- Postmates has added a Group Ordering feature to its online delivery platform, according to a press release emailed to Restaurant Dive.
- The feature allows multiple parties to open and place a single Postmates order from their own devices, sending the items into one cart.
- The creator of the group order has the option of setting a spending cap on the order. Once the order is placed, items are delivered by a single driver.
Group orders can be challenging even when placed in-person or when called in from an office. Postmates Group Order is aimed at taking the headache out of aggregating multiple orders by allowing everyone to make their own selection and to process their own payment information instead of taking down orders manually and settling the tab later through a cash swapping service like Venmo.
As the food delivery space continues to experience fierce competition, streamlining ordering capabilities and giving users multiple options when it comes to placing orders helps an app appeal to the widest possible swath of potential users.
A few other delivery app companies have added group ordering as well. Grubhub offers Grubhub for Work, which is a scheduled group order that co-workers can place that also allows users to pay separately. The service also individually packs meals and labels them by name before delivering them to a central location and sending email alerts notifying users of arrival. The orders can also be integrated with a corporate account.
Postmates has been experimenting with other digital ordering concepts, launching Postmates Party in select cities earlier this year. The feature allows users to receive free delivery if they order from restaurants where another user has already placed an order near their location. This is not only a bid to lure consumers with a waived delivery fee, but to capture customers in locations where its drivers are already planning on making a stop.
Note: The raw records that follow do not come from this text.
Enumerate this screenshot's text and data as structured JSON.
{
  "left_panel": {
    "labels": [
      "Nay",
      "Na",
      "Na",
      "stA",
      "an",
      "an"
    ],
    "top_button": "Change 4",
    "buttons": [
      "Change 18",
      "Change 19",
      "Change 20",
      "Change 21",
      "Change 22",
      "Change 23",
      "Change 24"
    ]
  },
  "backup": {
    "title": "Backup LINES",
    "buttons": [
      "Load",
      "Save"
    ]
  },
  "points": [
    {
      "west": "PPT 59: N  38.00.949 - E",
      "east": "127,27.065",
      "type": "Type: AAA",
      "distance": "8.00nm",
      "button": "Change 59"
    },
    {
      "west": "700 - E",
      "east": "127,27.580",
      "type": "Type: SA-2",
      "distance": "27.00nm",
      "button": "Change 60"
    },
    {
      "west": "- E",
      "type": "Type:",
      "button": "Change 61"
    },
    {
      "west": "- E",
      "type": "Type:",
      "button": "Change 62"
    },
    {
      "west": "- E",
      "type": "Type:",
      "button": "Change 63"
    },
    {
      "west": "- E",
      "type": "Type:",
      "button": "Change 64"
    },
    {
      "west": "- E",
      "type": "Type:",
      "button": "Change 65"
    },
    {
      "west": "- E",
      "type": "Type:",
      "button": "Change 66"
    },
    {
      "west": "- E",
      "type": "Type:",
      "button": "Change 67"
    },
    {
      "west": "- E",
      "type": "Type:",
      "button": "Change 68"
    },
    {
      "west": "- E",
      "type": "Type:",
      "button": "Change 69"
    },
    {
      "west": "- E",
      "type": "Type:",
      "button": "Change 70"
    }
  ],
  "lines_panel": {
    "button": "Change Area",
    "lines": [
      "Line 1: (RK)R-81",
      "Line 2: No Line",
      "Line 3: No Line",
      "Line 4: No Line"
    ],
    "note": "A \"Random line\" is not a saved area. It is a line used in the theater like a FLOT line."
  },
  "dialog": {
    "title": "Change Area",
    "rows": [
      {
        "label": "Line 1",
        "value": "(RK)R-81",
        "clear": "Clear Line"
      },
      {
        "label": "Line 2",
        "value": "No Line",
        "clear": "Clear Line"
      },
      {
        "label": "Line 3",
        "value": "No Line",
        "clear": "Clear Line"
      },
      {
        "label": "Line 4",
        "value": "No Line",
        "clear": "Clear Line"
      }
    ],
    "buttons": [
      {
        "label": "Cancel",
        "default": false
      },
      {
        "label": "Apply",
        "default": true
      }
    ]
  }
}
A user surfing the Postmates Party tab has only five minutes to decide whether they also want to piggyback on an order, however, making the option too stressful or limiting for some delivery users. At least one report suggested that the feature could result in longer wait times and doesn't apply to every restaurant in the area.
Last year, Uber Eats tested a similar service, Uber Pool Eats, that enables multiple orders from the same restaurant to be delivered to users who live in the same neighborhood.
Digital restaurant ordering is expected to triple by next year, however, so there is still plenty of market territory for the delivery apps to fight over by offering new services and elements. As features like group ordering are added to the majority of apps, companies will have to find some new way to differentiate or to capture consumers' interests. Uber Eats is one of the most aggressive when it comes to testing new concepts in food delivery, landing an airport partnership to bring takeout to boarding gates earlier this year and testing an order-ahead, dine-in option in July.